▸ Task goal: In the entries below, find the lines that contain the word "icon" and copy them.

▸ Dataset rows describing interfaces:
------

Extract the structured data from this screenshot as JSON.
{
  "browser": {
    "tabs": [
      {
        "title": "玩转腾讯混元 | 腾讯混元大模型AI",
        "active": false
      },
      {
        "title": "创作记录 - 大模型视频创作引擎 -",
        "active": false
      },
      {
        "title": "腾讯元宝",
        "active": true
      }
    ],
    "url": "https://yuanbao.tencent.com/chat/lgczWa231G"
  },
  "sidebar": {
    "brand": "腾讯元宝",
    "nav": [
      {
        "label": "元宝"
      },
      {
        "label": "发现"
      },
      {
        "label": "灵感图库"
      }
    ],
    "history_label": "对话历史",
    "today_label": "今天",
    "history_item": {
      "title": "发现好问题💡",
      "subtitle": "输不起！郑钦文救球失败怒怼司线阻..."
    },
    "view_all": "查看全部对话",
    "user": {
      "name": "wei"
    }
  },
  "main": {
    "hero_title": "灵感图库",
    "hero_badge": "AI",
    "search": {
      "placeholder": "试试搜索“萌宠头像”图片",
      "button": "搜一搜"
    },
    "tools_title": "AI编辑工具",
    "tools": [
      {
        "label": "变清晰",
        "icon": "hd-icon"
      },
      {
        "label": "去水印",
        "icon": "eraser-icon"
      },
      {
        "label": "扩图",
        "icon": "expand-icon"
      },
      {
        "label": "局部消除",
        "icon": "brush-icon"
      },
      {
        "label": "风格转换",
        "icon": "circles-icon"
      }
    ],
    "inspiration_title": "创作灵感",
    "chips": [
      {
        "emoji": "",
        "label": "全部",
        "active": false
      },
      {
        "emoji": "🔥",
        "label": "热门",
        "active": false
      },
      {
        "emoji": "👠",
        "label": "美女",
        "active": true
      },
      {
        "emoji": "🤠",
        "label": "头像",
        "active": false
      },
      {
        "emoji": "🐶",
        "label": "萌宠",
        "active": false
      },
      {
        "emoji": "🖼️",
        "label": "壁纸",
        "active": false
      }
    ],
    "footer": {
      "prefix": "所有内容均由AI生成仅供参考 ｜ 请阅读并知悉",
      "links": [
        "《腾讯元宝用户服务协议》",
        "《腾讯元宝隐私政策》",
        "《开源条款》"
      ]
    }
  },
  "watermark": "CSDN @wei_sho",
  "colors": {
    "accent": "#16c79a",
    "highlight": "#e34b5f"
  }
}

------

▸ Written response:
        "icon": "hd-icon"
        "icon": "eraser-icon"
        "icon": "expand-icon"
        "icon": "brush-icon"
        "icon": "circles-icon"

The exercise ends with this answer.